Madam Speaker, when I listen to my colleague opposite, he sounds just like the members beside us. We hear the most interesting things.
They talk about the fight to bring down the deficit. I will tell you how to go about ruining the social fabric. When all is said and done, yes, I agree that the deficit must be eliminated. Deficits are a drain on future generations. But it is all in how you go about it.
I have a question for my colleague across the way: How is it that our economy is doing so well right now? The indicators show that we are in a period of full economic growth. Businesses have been making record profits for a few years now. How is it that, with business doing so well, poverty is on the rise?
They wanted to reduce the deficit. The federal government has taken the easy way out and cut transfer payments. The provinces are then obliged to make cuts in the social fabric: health, education. Right now, there is unprecedented poverty. The worst is that it is a trend, and that is what worries me. While the economic indicators certainly look very good, it is a bit like Canada Dry: it looks like champagne, but it does not taste like it at all.
What worries me is that, instead of making cuts as the government has done or lowering taxes as others have done, we should be debating the issue, as the Bloc Quebecois suggested at one point. If we are in a period of economic growth, that means there is money, there is wealth being created.
If wealth is being generated, why are we not able to get at it? I am alluding to tax increases, to ways of getting the money where it is, namely in the pockets of the wealthiest.
So, why is it that major corporations can take advantage of tax avoidance schemes, tax havens and all these sorts of things? Governments turn a deaf ear, and I feel that, all too often, they are puppets of the corporate world and of the wealthy. The government does not care about young students getting into debt, or about the poor. What is more worrisome are the new types of poverty currently found in our society.
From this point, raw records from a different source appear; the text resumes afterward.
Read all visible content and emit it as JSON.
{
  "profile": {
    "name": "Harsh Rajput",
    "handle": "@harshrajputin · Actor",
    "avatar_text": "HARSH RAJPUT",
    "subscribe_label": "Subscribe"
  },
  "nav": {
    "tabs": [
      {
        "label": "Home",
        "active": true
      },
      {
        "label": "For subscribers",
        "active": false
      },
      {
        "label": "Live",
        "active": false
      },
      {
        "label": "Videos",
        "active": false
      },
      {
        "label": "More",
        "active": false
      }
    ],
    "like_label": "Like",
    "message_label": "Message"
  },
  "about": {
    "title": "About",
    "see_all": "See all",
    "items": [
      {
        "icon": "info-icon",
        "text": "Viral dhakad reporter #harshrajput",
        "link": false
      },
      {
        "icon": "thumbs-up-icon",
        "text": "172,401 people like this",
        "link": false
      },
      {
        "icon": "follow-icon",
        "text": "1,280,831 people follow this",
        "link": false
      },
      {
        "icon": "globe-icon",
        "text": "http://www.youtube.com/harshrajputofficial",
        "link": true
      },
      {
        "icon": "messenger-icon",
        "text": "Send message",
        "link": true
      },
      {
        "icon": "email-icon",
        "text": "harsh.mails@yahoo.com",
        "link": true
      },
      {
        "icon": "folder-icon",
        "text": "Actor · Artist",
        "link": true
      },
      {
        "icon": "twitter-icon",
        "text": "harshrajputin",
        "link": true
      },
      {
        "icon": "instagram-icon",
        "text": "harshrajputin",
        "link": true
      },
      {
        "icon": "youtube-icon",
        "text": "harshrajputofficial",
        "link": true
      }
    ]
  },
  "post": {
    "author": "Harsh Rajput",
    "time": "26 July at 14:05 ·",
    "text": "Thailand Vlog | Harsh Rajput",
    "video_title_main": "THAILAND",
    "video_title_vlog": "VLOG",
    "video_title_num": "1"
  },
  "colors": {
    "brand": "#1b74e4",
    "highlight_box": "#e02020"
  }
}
All this leaves a very bitter taste; the champagne has turned to vinegar.
I put the question to the hon. member opposite: How does he explain the fact that there is an ever widening gap between the rich and the poor?